Wood waste generally comes in two forms: fresh-cut wood and wood from deconstruction. Post-industrial cities throughout America generally have underutilized supplies of each. Baltimore is no exception, and the Urban Wood Framework seeks to transform these streams from waste to opportunity.

In Baltimore, the number of vacant and abandoned homes is officially estimated to be 16,000 vacant and abandoned buildings, although there are unofficial estimates suggesting the number is significantly higher. Many of these were built over a century ago using old-growth wood like virgin southern yellow pine, which is “extinct” in the modern sense. This wood is stronger, denser and more resistant to rot and termites, but today its biggest appeal is often aesthetic. Deconstruction creates six to eight times the number of jobs as demolition and provides an on-ramp to skilled employment for those facing employment barriers.

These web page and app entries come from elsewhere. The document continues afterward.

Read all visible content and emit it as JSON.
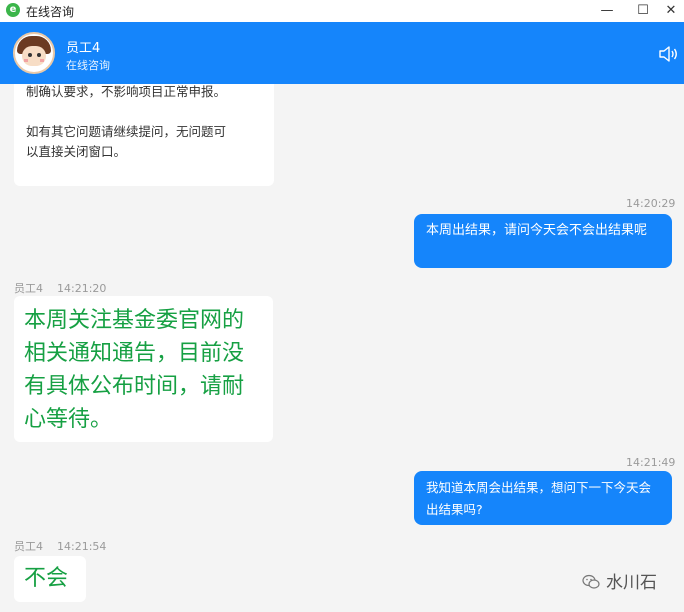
{
  "window": {
    "title": "在线咨询",
    "controls": {
      "minimize": "—",
      "maximize": "☐",
      "close": "✕"
    }
  },
  "header": {
    "name": "员工4",
    "status": "在线咨询",
    "speaker_icon": "speaker-icon",
    "bg_color": "#1585fb"
  },
  "messages": [
    {
      "side": "left",
      "lines": [
        "制确认要求，不影响项目正常申报。",
        "如有其它问题请继续提问，无问题可",
        "以直接关闭窗口。"
      ]
    },
    {
      "side": "right",
      "time": "14:20:29",
      "text": "本周出结果，请问今天会不会出结果呢"
    },
    {
      "side": "left",
      "sender": "员工4",
      "time": "14:21:20",
      "text": "本周关注基金委官网的相关通知通告，目前没有具体公布时间，请耐心等待。"
    },
    {
      "side": "right",
      "time": "14:21:49",
      "text": "我知道本周会出结果，想问下一下今天会出结果吗?"
    },
    {
      "side": "left",
      "sender": "员工4",
      "time": "14:21:54",
      "text": "不会"
    }
  ],
  "watermark": {
    "text": "水川石",
    "icon": "wechat-icon"
  },
  "colors": {
    "accent": "#1585fb",
    "highlight_text": "#16a043",
    "background": "#f4f4f4"
  }
}
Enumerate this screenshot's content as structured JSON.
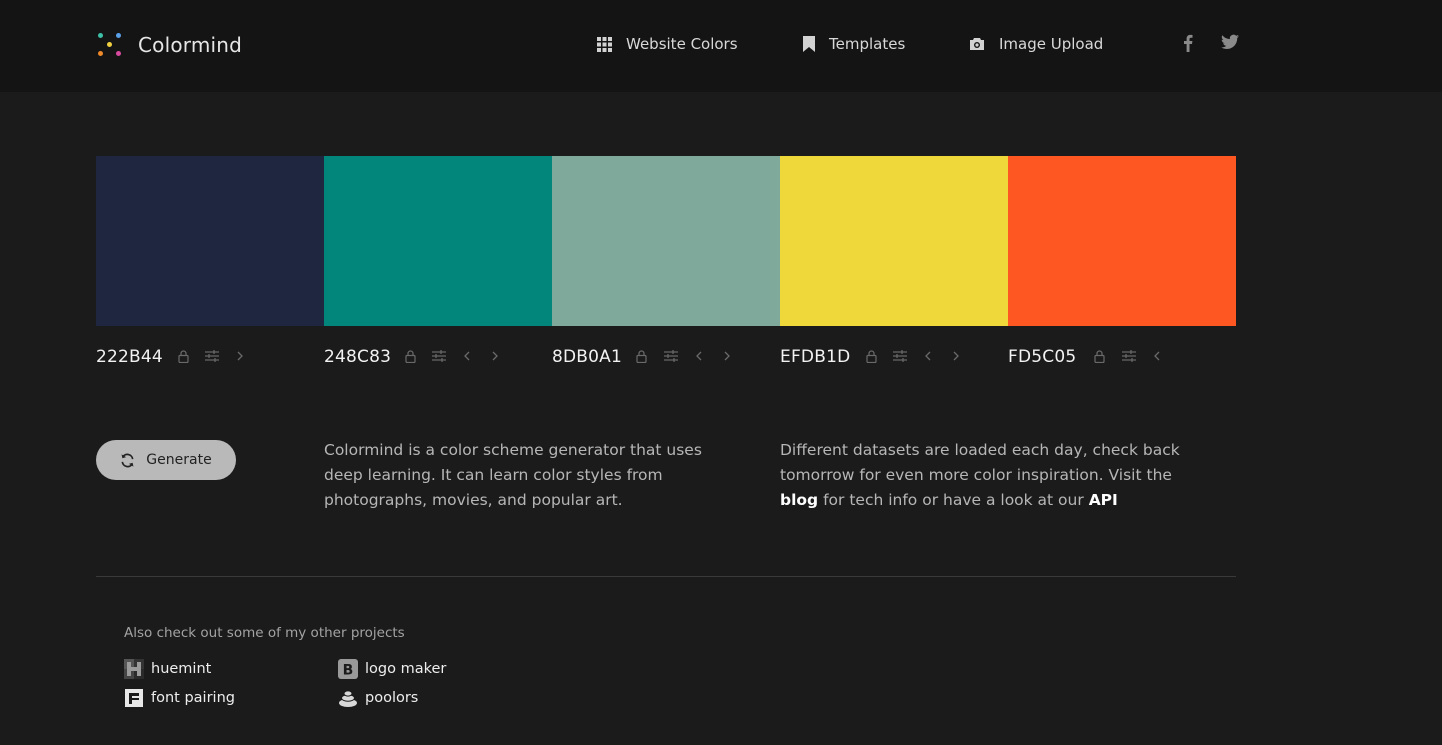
{
  "brand": {
    "name": "Colormind"
  },
  "nav": {
    "website_colors": "Website Colors",
    "templates": "Templates",
    "image_upload": "Image Upload"
  },
  "social": {
    "facebook_icon": "facebook-icon",
    "twitter_icon": "twitter-icon"
  },
  "palette": [
    {
      "code": "222B44",
      "color": "#1f2740"
    },
    {
      "code": "248C83",
      "color": "#02857a"
    },
    {
      "code": "8DB0A1",
      "color": "#7fa99a"
    },
    {
      "code": "EFDB1D",
      "color": "#efd93a"
    },
    {
      "code": "FD5C05",
      "color": "#fe5722"
    }
  ],
  "generate": {
    "label": "Generate"
  },
  "about": {
    "text": "Colormind is a color scheme generator that uses deep learning. It can learn color styles from photographs, movies, and popular art."
  },
  "datasets": {
    "text_1": "Different datasets are loaded each day, check back tomorrow for even more color inspiration. Visit the",
    "blog_link": "blog",
    "text_2": "for tech info or have a look at our",
    "api_link": "API"
  },
  "projects": {
    "heading": "Also check out some of my other projects",
    "items": [
      {
        "label": "huemint"
      },
      {
        "label": "logo maker"
      },
      {
        "label": "font pairing"
      },
      {
        "label": "poolors"
      }
    ]
  }
}
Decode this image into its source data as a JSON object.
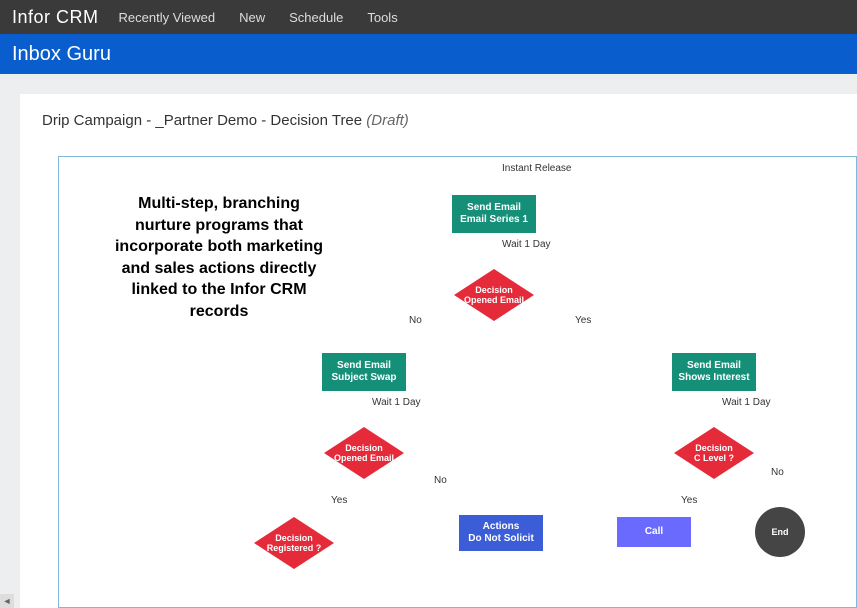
{
  "topbar": {
    "brand": "Infor CRM",
    "menu": [
      "Recently Viewed",
      "New",
      "Schedule",
      "Tools"
    ]
  },
  "titlebar": {
    "text": "Inbox Guru"
  },
  "panel": {
    "title_prefix": "Drip Campaign - _Partner Demo - Decision Tree ",
    "title_status": "(Draft)"
  },
  "annotation": "Multi-step, branching nurture programs that incorporate both marketing and sales actions directly linked to the Infor CRM records",
  "nodes": {
    "release": "Instant Release",
    "email1_l1": "Send Email",
    "email1_l2": "Email Series 1",
    "wait1": "Wait 1 Day",
    "dec1_l1": "Decision",
    "dec1_l2": "Opened Email",
    "no1": "No",
    "yes1": "Yes",
    "email2_l1": "Send Email",
    "email2_l2": "Subject Swap",
    "email3_l1": "Send Email",
    "email3_l2": "Shows Interest",
    "wait2a": "Wait 1 Day",
    "wait2b": "Wait 1 Day",
    "dec2_l1": "Decision",
    "dec2_l2": "Opened Email",
    "dec3_l1": "Decision",
    "dec3_l2": "C Level ?",
    "yes2": "Yes",
    "no2": "No",
    "yes3": "Yes",
    "no3": "No",
    "dec4_l1": "Decision",
    "dec4_l2": "Registered ?",
    "action_l1": "Actions",
    "action_l2": "Do Not Solicit",
    "call": "Call",
    "end": "End"
  },
  "colors": {
    "email": "#168f78",
    "decision": "#e52a3a",
    "action": "#3b5dd8",
    "call": "#6a6aff",
    "end": "#454545"
  }
}
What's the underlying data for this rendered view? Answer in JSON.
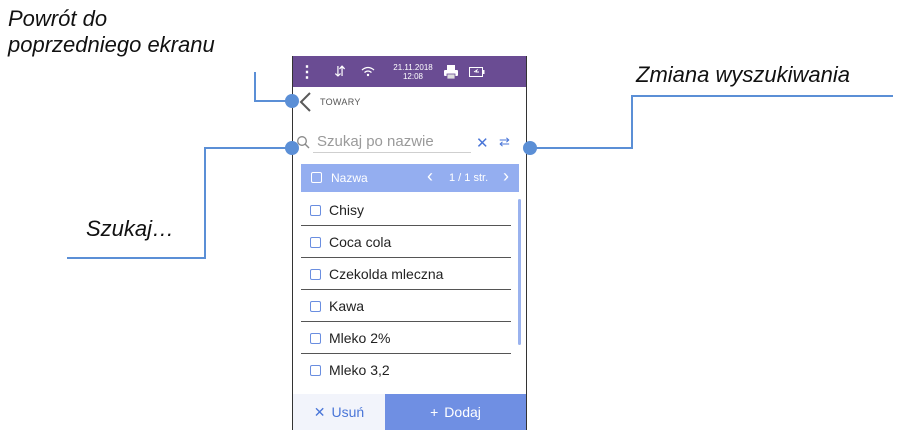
{
  "callouts": {
    "back_line1": "Powrót do",
    "back_line2": "poprzedniego ekranu",
    "search_mode": "Zmiana wyszukiwania",
    "search": "Szukaj…"
  },
  "statusbar": {
    "date": "21.11.2018",
    "time": "12:08"
  },
  "header": {
    "title": "TOWARY"
  },
  "search": {
    "placeholder": "Szukaj po nazwie"
  },
  "list_header": {
    "column_label": "Nazwa",
    "page_indicator": "1 / 1 str."
  },
  "items": [
    {
      "label": "Chisy"
    },
    {
      "label": "Coca cola"
    },
    {
      "label": "Czekolda mleczna"
    },
    {
      "label": "Kawa"
    },
    {
      "label": "Mleko 2%"
    },
    {
      "label": "Mleko 3,2"
    }
  ],
  "buttons": {
    "delete_label": "Usuń",
    "add_label": "Dodaj"
  },
  "icons": {
    "menu": "more-vertical-icon",
    "usb": "usb-icon",
    "wifi": "wifi-icon",
    "printer": "printer-icon",
    "battery": "battery-icon",
    "back": "chevron-left-icon",
    "search": "search-icon",
    "clear": "close-icon",
    "swap": "swap-arrows-icon",
    "prev": "chevron-left-icon",
    "next": "chevron-right-icon",
    "delete": "close-icon",
    "add": "plus-icon"
  },
  "colors": {
    "statusbar": "#6a4c93",
    "accent": "#4a76d8",
    "list_header": "#94aef0",
    "add_button": "#6f8fe3",
    "callout_line": "#5b8fd6"
  }
}
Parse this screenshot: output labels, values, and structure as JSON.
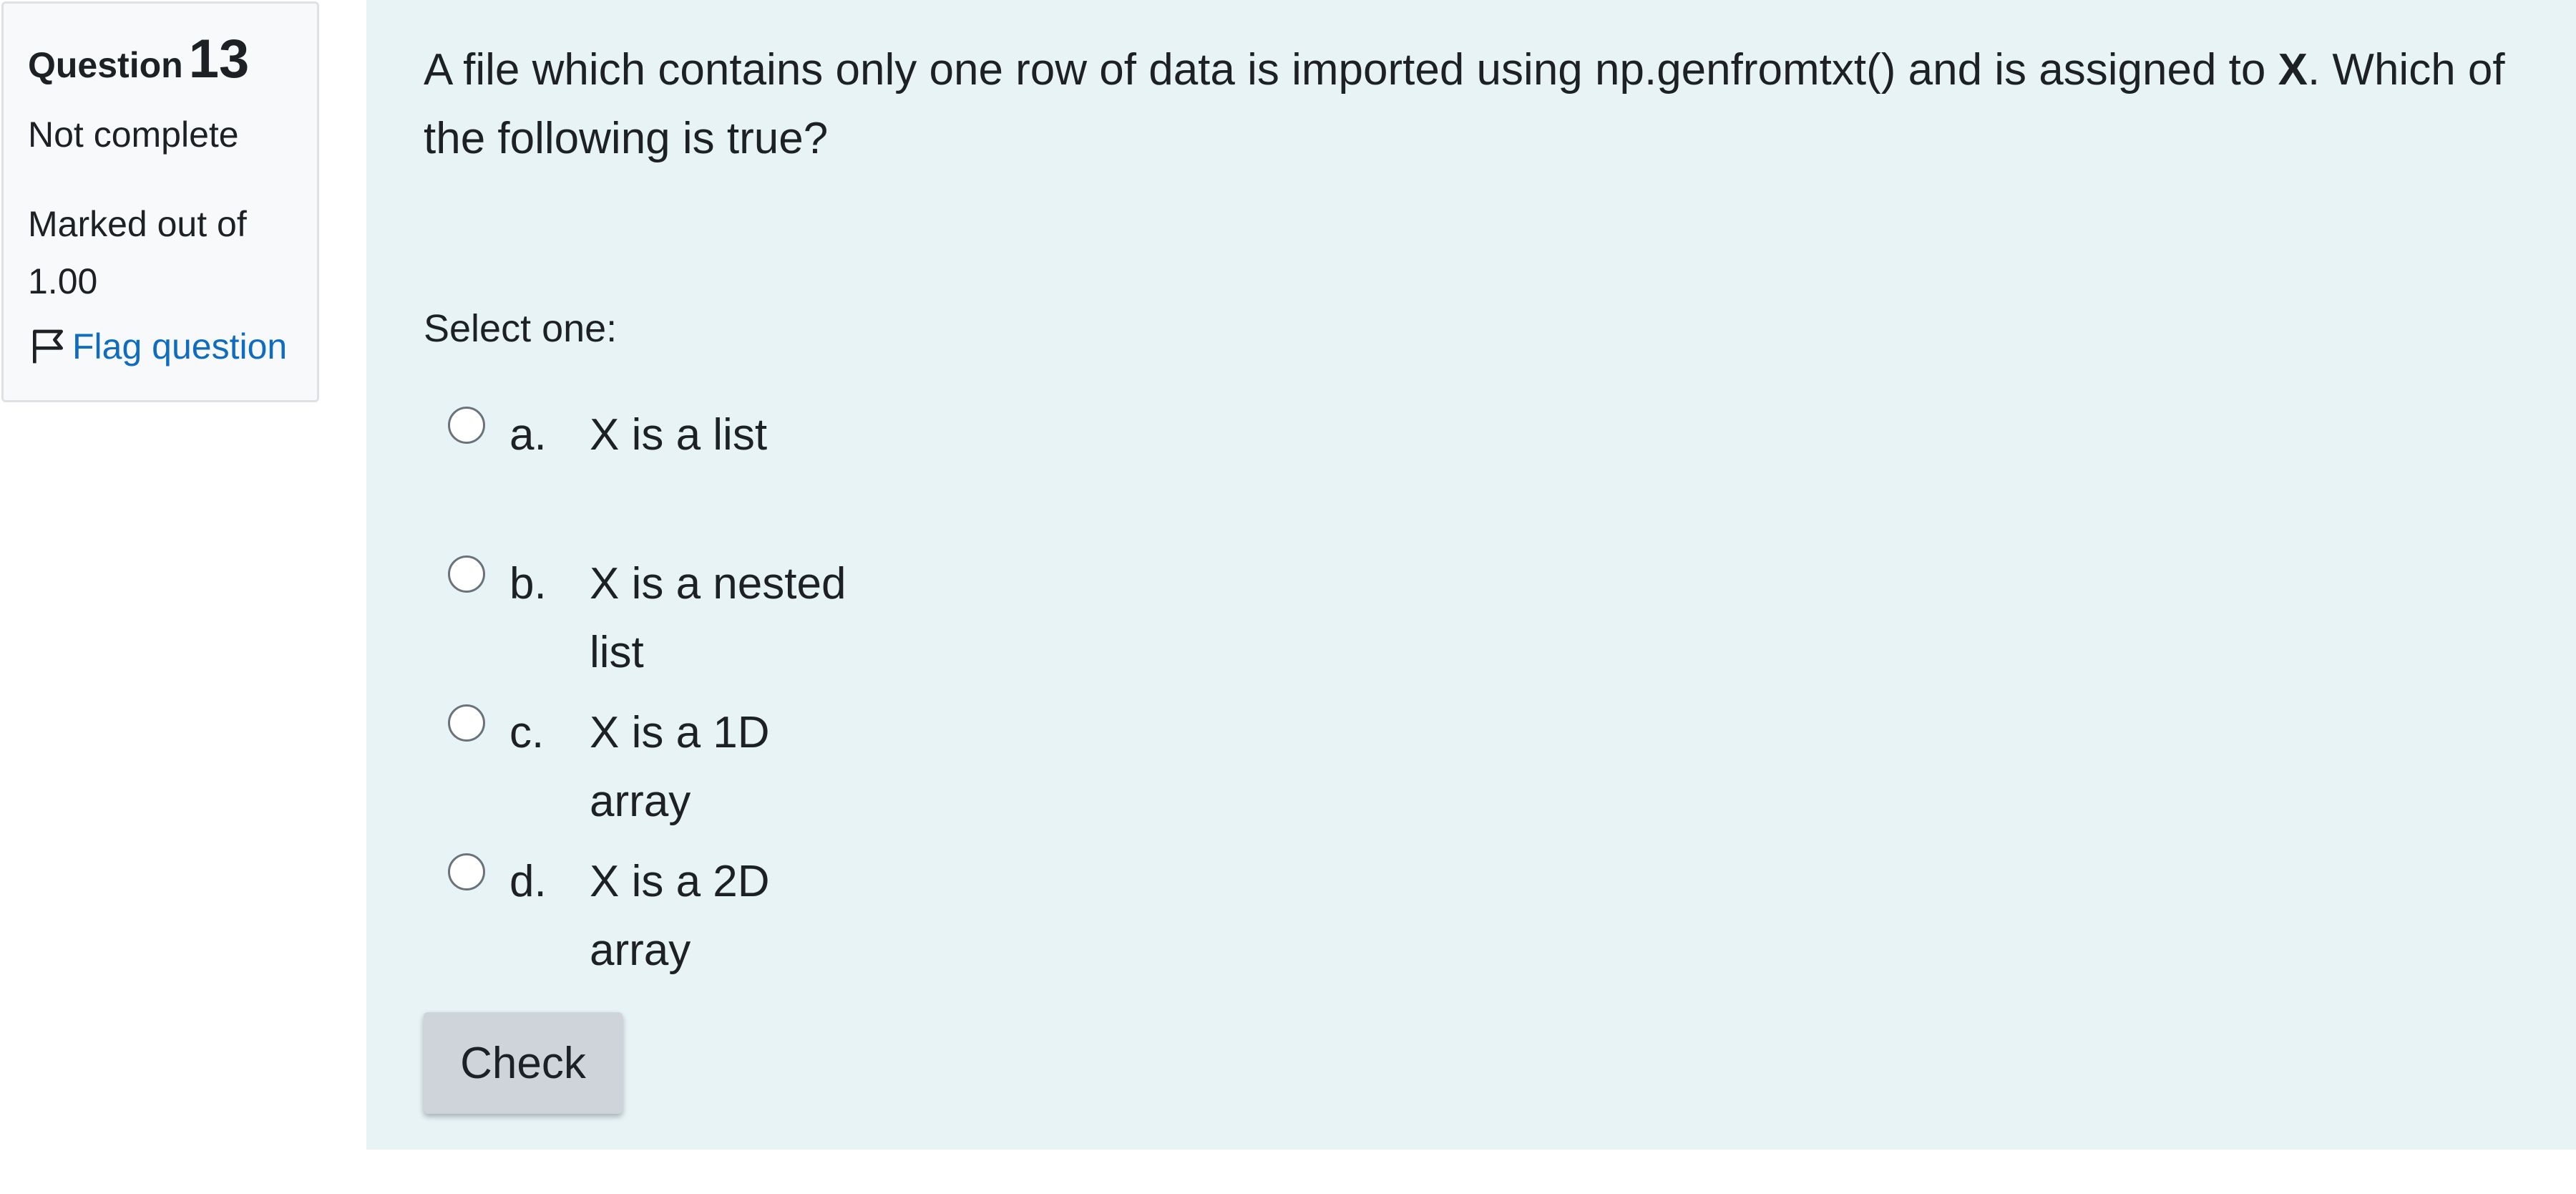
{
  "info": {
    "question_word": "Question",
    "question_number": "13",
    "state": "Not complete",
    "grade": "Marked out of 1.00",
    "flag_label": "Flag question",
    "flag_icon": "flag-icon"
  },
  "question": {
    "text_before": "A file which contains only one row of data is imported using np.genfromtxt() and is assigned to ",
    "text_bold": "X",
    "text_after": ". Which of the following is true?",
    "prompt": "Select one:",
    "options": [
      {
        "letter": "a.",
        "text": "X is a list",
        "selected": false
      },
      {
        "letter": "b.",
        "text": "X is a nested list",
        "selected": false
      },
      {
        "letter": "c.",
        "text": "X is a 1D array",
        "selected": false
      },
      {
        "letter": "d.",
        "text": "X is a 2D array",
        "selected": false
      }
    ],
    "check_label": "Check"
  },
  "colors": {
    "info_background": "#f8f9fa",
    "question_background": "#e7f3f5",
    "link": "#0f6cbf",
    "button": "#ced4da"
  }
}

Fresh cut is the other component of the framework. In most communities, when a tree does or must come down due to a storm, decay, disease, or construction, it’s treated more or less as a waste product, not a potential asset. Developing an urban wood economy requires transforming these inputs into outputs of the highest and best use, and achieving a variety of incredible outcomes along the way.

Morgan Grove, Baltimore Field Station team lead, summarizes the effort this way: “Urban wood can be a means by which to reclaim livelihoods, economies and neighborhoods. It’s about developing circular economies to help us realize that waste is a verb, not a noun. It’s about approaches that create revenues to support proactive restoration of the urban tree canopy for the benefit of all a community’s residents—especially those in neighborhoods with low tree canopy cover that may be most vulnerable to the urban heat island and other effects of climate change.”

Seizing on the potential of viewing wood waste as part of a reuse process, the Forest Service partnered with Room & Board, a national retailer that creates handcrafted, American-made modern furniture with the vision of supporting national wood industries and local economies. The company launched a special line of furniture products using Baltimore-sourced wood, with much of the manufacturing carried out by small, local producers. 
Access to capital is another critical component to scaling and replicating the urban wood economy. In 2018, with funding from State & Private Forestry, the Forest Service entered a partnership with Quantified Ventures to explore how to scale and replicate the model. The partnership has generated publicly available reports on the use of sustainable financing to scale up both deconstruct and fresh-cut urban wood operations. Central to all efforts is creating as many living wage jobs as possible for those with barriers to employment.

Lauren Marshall, national program lead for Urban & Community Forestry, reflects, “Like so many efforts of this kind, success requires working across boundaries to produce innovative solutions. This project came together not only because of internal collaboration within the Forest Service, but because of the expansive, inclusive and collaborative thinking of all the partners.” 

Now that the framework for urban wood use has been established, the top priority is expanding the scope and scale of the program. To that end, the Forest Service hosts an annual Urban Wood Academy, a multi-day experiential workshop designed to share best practices and lessons learned around building a networked, regional wood economy.

Sarah Hines, Urban Field Station network coordinator, notes, “The academy brings together diverse practitioners from various sectors, geographies and backgrounds to engage in mutual learning with the Forest Service, Humanim, city of Baltimore and each other. It is designed to facilitate two-way dialogue and uncover powerful lessons in how a networked, regional wood economy may be implemented in different communities, as well as how these networks may tier toward a national urban wood economy.”

To learn more, visit the Baltimore Urban Wood project website and our sustainability teaching case, entitled “Reclaiming Wood, Lives, and Communities: How do we turn a waste stream into an asset that revitalizes cities?”